After drying your Cannabis you can begin cutting buds from the stalk of your plant (if you haven’t done this prior to drying). This is done to separate the buds from one another to make each one easier to work with. These cuts will require something stronger than your fine-pointed scissors. A sharp knife or strong pair of gardening scissors should work.


Remove the Fan Leaves

When you harvest it’s okay to remove the fan leaves at that time. Remember these leaves don’t have any trichomes and you can remove all of them prior to drying your harvest.

fan leafFan Leaf


Trim Those Sugar Leaves

Unlike the fan leaves, sugar leaves are covered with trichomes and definitely worth saving. Set these aside in a tray or baggy and collect them for making hash or infused butter. This part of the process is where you really need those fine-tipped scissors to get at the base of these leaves without cutting into your buds in the process.

sugar leavesSugar Leaves. Note the trichomes dusting the leaves


So now you know the basics of trimming your buds. Hopefully we’ve been able to convince you of the benefits. It really is worth the extra effort, not just so your flowers are “pretty,” but for all that extra trim too.

Happy Trimming!



Do you want to receive the next Grower’s Spotlight as soon as it’s available? Sign up below!

Resources:

  1. Want to learn more about subjects similar to those touched upon in this article? Check out our articles on subjects such as:
    1. A “Vision” for Craft Cannabis
    2. The Grow Behind Kind Love
    3. The Causes of Yellowing


Do you have any questions or comments?

Feel free to post below!


About the Author

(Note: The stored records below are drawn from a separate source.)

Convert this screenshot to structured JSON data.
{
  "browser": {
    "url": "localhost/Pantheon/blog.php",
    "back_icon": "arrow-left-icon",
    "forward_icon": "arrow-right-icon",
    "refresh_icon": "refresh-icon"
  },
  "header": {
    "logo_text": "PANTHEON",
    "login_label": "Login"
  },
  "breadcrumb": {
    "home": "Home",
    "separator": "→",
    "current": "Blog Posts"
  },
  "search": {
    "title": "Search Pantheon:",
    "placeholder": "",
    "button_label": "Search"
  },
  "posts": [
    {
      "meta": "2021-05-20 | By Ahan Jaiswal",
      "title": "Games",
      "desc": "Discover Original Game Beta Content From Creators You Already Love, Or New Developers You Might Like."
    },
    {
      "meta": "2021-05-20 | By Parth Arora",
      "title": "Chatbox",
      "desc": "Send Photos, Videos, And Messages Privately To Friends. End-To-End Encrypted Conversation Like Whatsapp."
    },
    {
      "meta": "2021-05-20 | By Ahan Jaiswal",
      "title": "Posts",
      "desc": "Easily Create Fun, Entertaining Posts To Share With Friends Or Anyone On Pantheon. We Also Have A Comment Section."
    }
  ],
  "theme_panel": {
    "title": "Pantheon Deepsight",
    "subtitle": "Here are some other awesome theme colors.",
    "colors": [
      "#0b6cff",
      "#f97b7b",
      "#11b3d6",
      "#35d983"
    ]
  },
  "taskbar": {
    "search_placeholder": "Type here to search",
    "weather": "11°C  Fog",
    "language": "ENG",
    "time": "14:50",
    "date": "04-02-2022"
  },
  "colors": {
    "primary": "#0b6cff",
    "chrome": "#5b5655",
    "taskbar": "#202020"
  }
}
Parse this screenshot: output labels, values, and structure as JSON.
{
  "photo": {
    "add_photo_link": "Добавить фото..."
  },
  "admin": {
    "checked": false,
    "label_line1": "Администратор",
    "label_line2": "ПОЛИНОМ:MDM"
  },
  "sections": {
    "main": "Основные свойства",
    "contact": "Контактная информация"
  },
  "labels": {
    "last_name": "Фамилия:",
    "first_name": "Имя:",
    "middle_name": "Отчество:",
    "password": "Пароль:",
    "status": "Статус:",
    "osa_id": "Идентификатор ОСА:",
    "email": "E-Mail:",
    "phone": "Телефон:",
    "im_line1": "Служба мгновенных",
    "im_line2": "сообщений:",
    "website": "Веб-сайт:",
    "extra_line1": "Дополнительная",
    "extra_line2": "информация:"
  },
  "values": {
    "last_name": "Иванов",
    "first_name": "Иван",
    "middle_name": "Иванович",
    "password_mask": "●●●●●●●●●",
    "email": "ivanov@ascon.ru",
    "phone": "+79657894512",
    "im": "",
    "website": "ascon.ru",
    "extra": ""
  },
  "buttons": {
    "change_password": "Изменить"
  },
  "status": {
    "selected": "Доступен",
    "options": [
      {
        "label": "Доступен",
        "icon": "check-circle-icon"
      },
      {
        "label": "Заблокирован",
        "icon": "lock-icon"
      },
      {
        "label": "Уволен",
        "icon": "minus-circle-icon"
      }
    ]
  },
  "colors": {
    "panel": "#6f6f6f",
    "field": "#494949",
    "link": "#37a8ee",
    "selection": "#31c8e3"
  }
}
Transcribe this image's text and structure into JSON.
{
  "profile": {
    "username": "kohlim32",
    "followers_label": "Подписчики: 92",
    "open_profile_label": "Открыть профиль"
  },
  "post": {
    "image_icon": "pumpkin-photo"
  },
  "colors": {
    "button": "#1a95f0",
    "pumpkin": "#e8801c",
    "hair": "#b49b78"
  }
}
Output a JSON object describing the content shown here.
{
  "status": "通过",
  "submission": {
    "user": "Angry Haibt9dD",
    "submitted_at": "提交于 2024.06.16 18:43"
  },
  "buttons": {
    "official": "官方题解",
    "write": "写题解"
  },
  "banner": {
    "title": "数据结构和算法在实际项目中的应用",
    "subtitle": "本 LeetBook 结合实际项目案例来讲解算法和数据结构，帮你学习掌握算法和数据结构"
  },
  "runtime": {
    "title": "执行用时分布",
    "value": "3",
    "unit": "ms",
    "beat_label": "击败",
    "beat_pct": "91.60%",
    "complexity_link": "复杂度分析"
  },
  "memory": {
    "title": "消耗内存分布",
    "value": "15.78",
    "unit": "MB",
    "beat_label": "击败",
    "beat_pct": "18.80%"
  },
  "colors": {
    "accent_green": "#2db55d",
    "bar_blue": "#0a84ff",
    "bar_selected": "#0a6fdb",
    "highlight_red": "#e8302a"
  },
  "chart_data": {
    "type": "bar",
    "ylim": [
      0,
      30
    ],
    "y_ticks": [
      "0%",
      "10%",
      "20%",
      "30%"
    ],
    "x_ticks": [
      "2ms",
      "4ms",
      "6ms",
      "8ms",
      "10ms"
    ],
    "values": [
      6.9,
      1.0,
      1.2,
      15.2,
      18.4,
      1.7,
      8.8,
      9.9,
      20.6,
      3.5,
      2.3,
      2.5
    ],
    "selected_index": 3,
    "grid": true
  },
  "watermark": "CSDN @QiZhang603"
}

Chris DeWildt is a graduate of Grand Valley State University and Western Kentucky University. He worked as an educator for ten years before joining the Growers Network team.